The Mets opened Shea Stadium known as the “loveable losers.” As a Mets Lifer, today I only put quotes around “losers.” Not because of the way the season ended. We could have predicted the bullpen would blow it. The Mets are “losers” because of the way they planned and carried off one of the worst ceremonies in the history of sports.
Love or hate Shea, it is a place where many of us first saw Major League Baseball. We remember driving in, passing Yankee Stadium, inching in traffic past LaGuardia knowing Shea would suddenly appear with its blue and orange squares or “The Magic is Back” banner visible from afar. As kids, we practically pulled our parents up the ramps so that we could see that burst of green and the scoreboard first visible from the concourse. And if you were lucky enough, you got to go to batting helmet day. Wow!
For me, I saw Tom’s Seaver near no-hitter. I still hate Leron Lee! I tried to change my birthday by a day so I could share Bud Harrelson’s birthday of June 6. I proudly wore my Tom Seaver jersey and my camp nickname was “Seaver.” Those were the seeds of memories. Then in adulthood we enjoyed more games, both live and in person, and we learned more about the game, the players, coaches, announcers. Shea became part of us and for some of us we were able to share this passion with our our kids.

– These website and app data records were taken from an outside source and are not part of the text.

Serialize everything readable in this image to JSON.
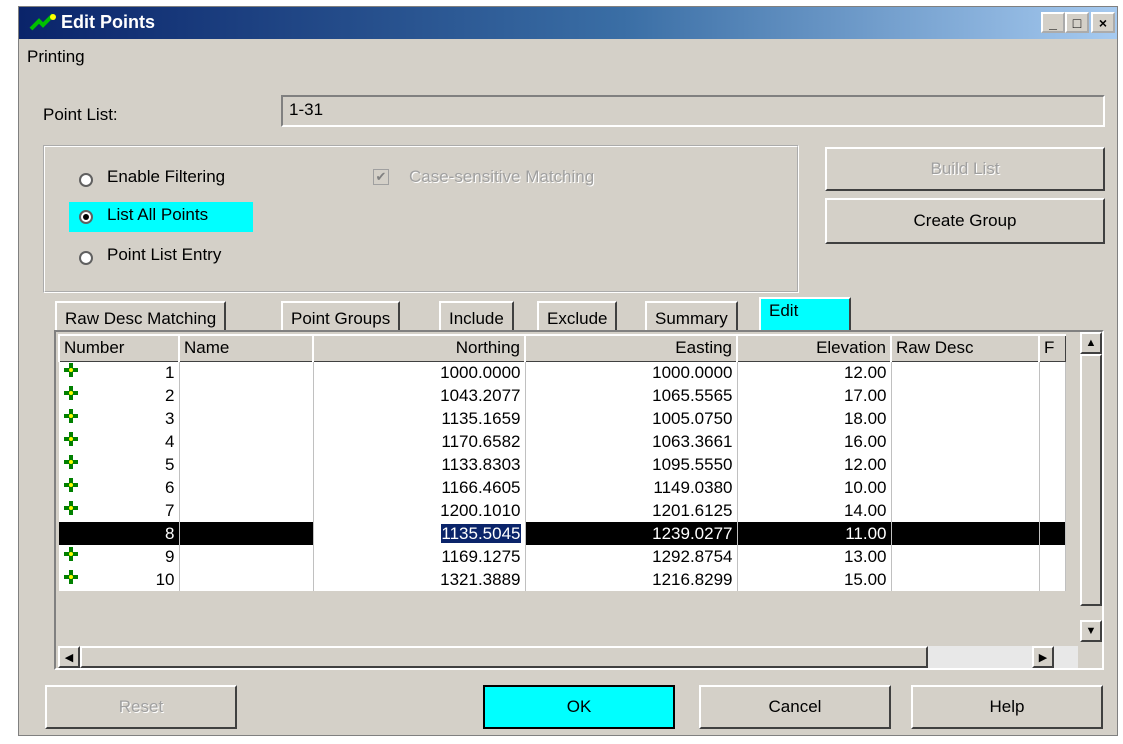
{
  "window": {
    "title": "Edit Points",
    "controls": {
      "minimize": "_",
      "maximize": "□",
      "close": "×"
    }
  },
  "menu": {
    "printing": "Printing"
  },
  "point_list": {
    "label": "Point List:",
    "value": "1-31"
  },
  "filter": {
    "enable_filtering": "Enable Filtering",
    "list_all_points": "List All Points",
    "point_list_entry": "Point List Entry",
    "case_sensitive": "Case-sensitive Matching",
    "selected": "list_all_points"
  },
  "buttons": {
    "build_list": "Build List",
    "create_group": "Create Group",
    "reset": "Reset",
    "ok": "OK",
    "cancel": "Cancel",
    "help": "Help"
  },
  "tabs": [
    "Raw Desc Matching",
    "Point Groups",
    "Include",
    "Exclude",
    "Summary",
    "Edit"
  ],
  "table": {
    "columns": [
      "Number",
      "Name",
      "Northing",
      "Easting",
      "Elevation",
      "Raw Desc",
      "F"
    ],
    "rows": [
      {
        "number": "1",
        "name": "",
        "northing": "1000.0000",
        "easting": "1000.0000",
        "elevation": "12.00",
        "raw_desc": ""
      },
      {
        "number": "2",
        "name": "",
        "northing": "1043.2077",
        "easting": "1065.5565",
        "elevation": "17.00",
        "raw_desc": ""
      },
      {
        "number": "3",
        "name": "",
        "northing": "1135.1659",
        "easting": "1005.0750",
        "elevation": "18.00",
        "raw_desc": ""
      },
      {
        "number": "4",
        "name": "",
        "northing": "1170.6582",
        "easting": "1063.3661",
        "elevation": "16.00",
        "raw_desc": ""
      },
      {
        "number": "5",
        "name": "",
        "northing": "1133.8303",
        "easting": "1095.5550",
        "elevation": "12.00",
        "raw_desc": ""
      },
      {
        "number": "6",
        "name": "",
        "northing": "1166.4605",
        "easting": "1149.0380",
        "elevation": "10.00",
        "raw_desc": ""
      },
      {
        "number": "7",
        "name": "",
        "northing": "1200.1010",
        "easting": "1201.6125",
        "elevation": "14.00",
        "raw_desc": ""
      },
      {
        "number": "8",
        "name": "",
        "northing": "1135.5045",
        "easting": "1239.0277",
        "elevation": "11.00",
        "raw_desc": ""
      },
      {
        "number": "9",
        "name": "",
        "northing": "1169.1275",
        "easting": "1292.8754",
        "elevation": "13.00",
        "raw_desc": ""
      },
      {
        "number": "10",
        "name": "",
        "northing": "1321.3889",
        "easting": "1216.8299",
        "elevation": "15.00",
        "raw_desc": ""
      }
    ],
    "selected_row": "8"
  },
  "colors": {
    "highlight": "#00ffff",
    "title_bar": "#0a246a",
    "point_icon": "#008000"
  }
}
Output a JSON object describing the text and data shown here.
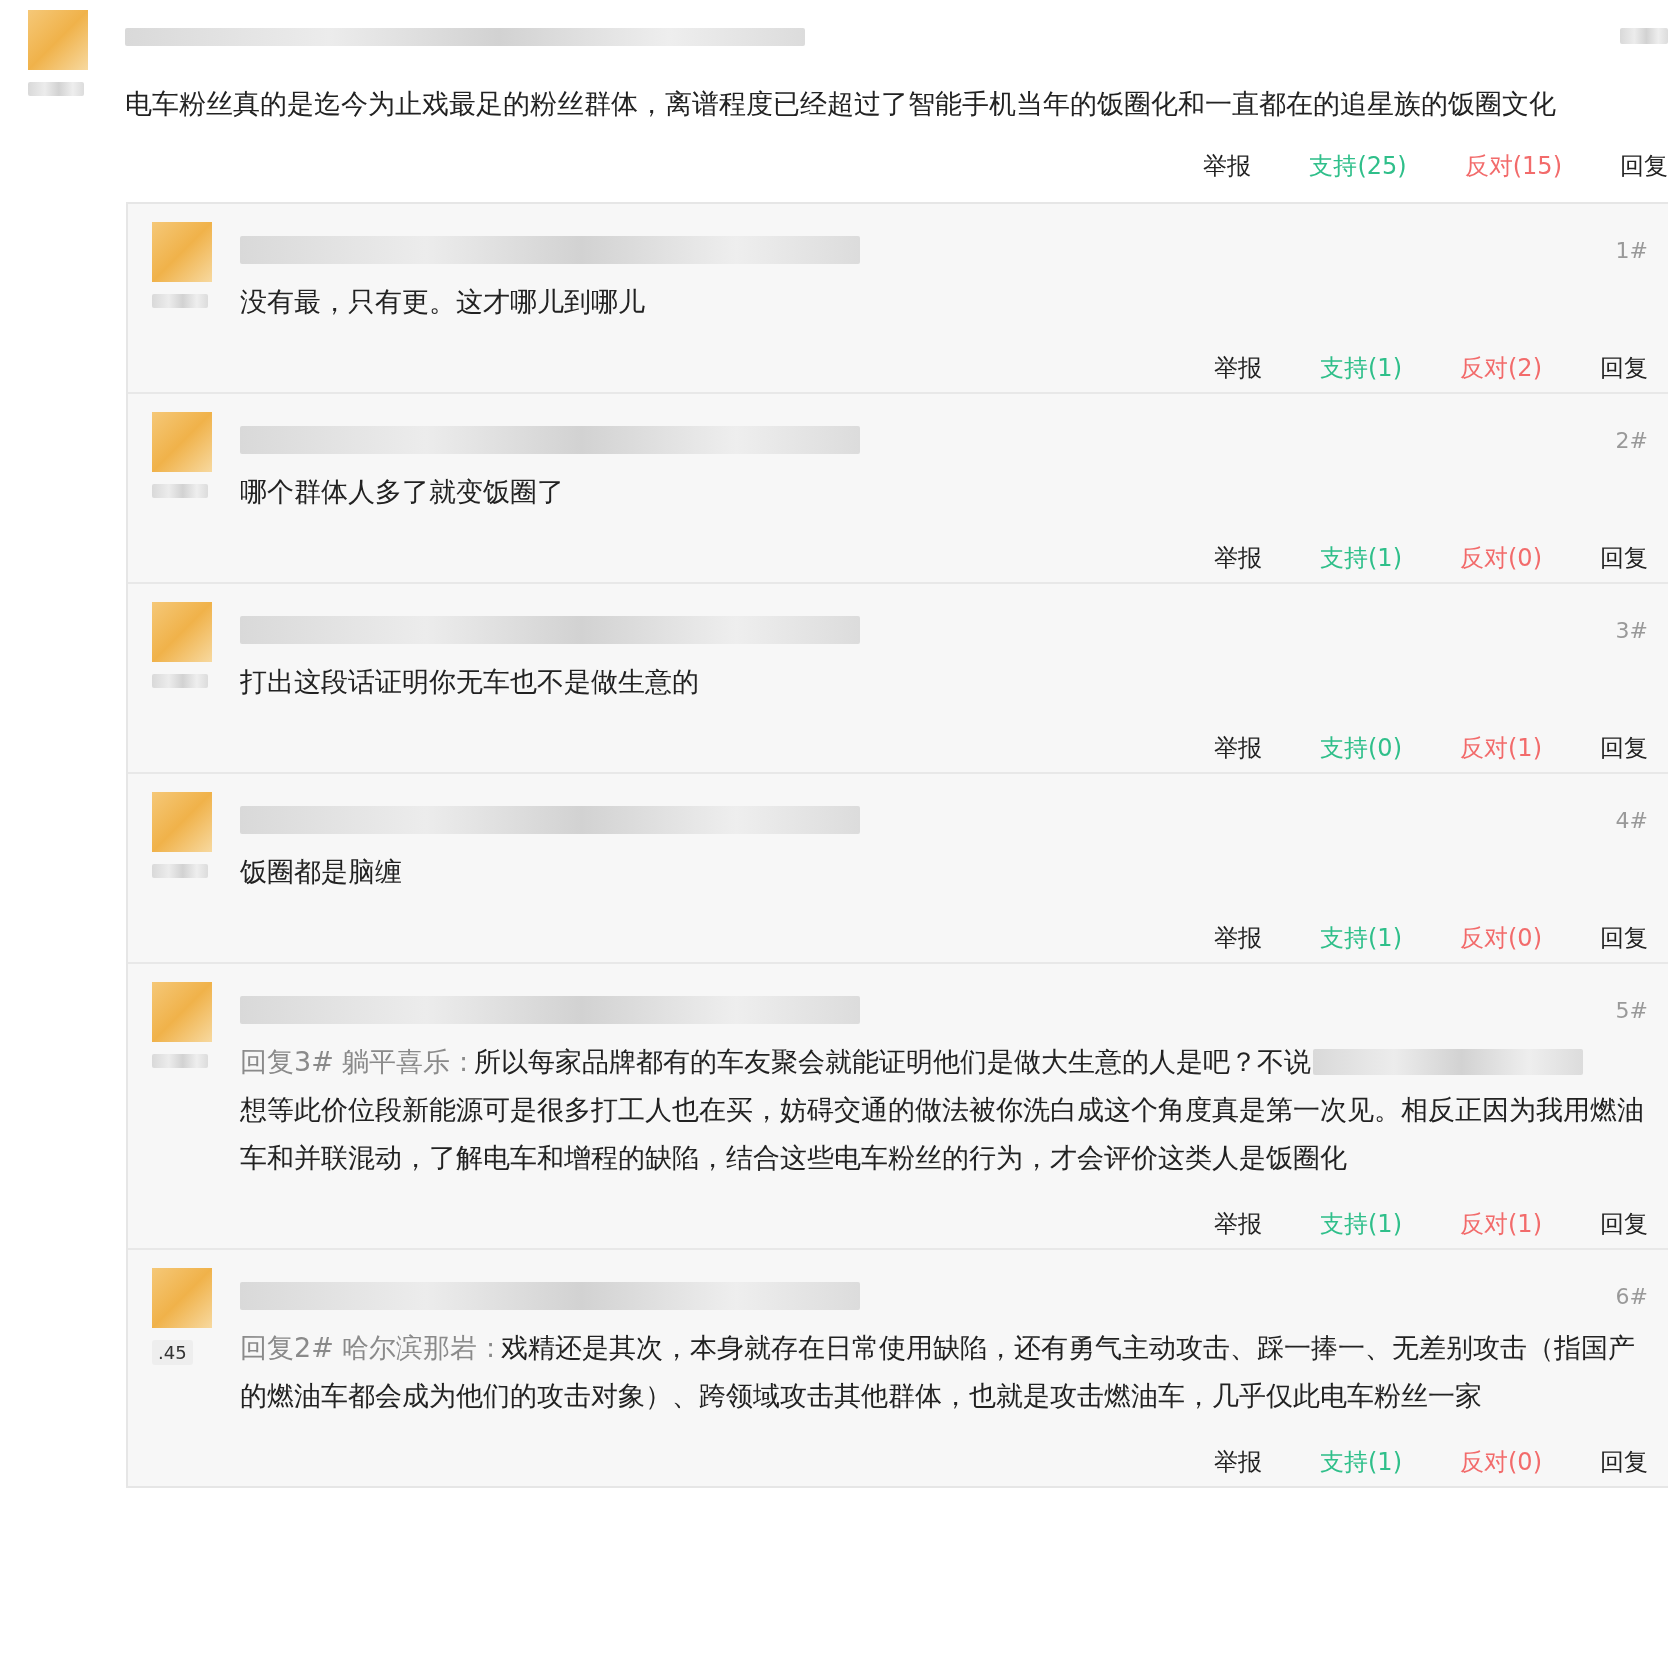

So how the Mets close our memories. Like “Losers!” If you were to plan an event just days after Yankee Stadium closed, wouldn’t you bust your butt to have your ceremony come close to it? You couldn’t match the names or the events of Yankee Stadium, but you could sure try on the presentation.
So what do the Mets do to close their stadium?
- Hold it after the final blown game, 30 minutes after Gary Cohen was forced to “throw it” from the press box to Maz in the parking lot! Classy! Maz was THE Mets. It’s like Michael Kay “throwing it” to Roy White at the Yankee Stadium bat. Not in a million years. And that is not even bashing the Mets for holding the ceremony after the game. Duke basketball holds Senior Day after their last home game. Maybe Coach K is a special assistant to the owners.
- Then, from Maz in the parking lot, its back to Howie Rose who apparently is NOT ON THE FIELD. Who planned this?
- Then, with the field lined with police and security and have seemingly hundreds milling about home plate, Howie starts by introducing longtime employees, Tommie Agee’s family, Bob Murphy’s wife and Ralph Kiner. Nice start. Except the event planners have them walk from behind home plate, along the stands behind all of the people milling about behind home plates to a chair in front of the Mets dugout. Invisible. Oh, the love of being a Mets VIP!
- Now here come the players. First those who couldn’t be here. OK. But where was Ray Knight and how could he not be there? Bobby Valentine? How about those who passed away? We couldn’t have spared a moment of silence for those Mets?
- Then the players we all have memories of. Howie introduces them with a short and eloquent into and they come in from either bullpen and disappear behind the wall of cops. Why not have them walk straight from the outfield to their designated position along the infield so we could really see them, cheer them one last time and let the memories flood our minds. Must have been because the outfield was reserved for cardboard displays no one could see. Who planned this?
- The jerseys for each era was a nice touch, but did anyone ask for measurements of chest and waist sizes and then maybe add an inch or two. To say some of the jerseys were ill-fitting was an understatement. Who planned this?
- Then they made Howie rush through the intros. My goodness, Mets heroes at Shea for one final time and all we can get is a minute or two of cheers? “Welcome Back Doc Gooden!” OK. Now onto the next guy. Drugs or no drugs, I have the right to fondly remember those days of Ks. This was MY stadium. MY memories. Why the rush? Who planned this?
- Then let’s have each player touch home plate. Nice touch. Except couldn’t the organizers have allowed Howie to introduce each player again as he moved to the plate? One last ovation. And what about the pitchers? Guess Shea didn’t have a mound! And where did all of the players go after touching home plate?
- Piazza and Seaver leaving together was AWESOME. Couldn’t the other players gone out that same way before the final two to a thunderous ovation with Seaver and Piazza last?
And if you didn’t think the ceremony was important, ask Hernandez and Darling. They were caught up in the same emotion we all were. Like the place, hate the place. It’s our Shea. Our memories. The Mets failed miserably.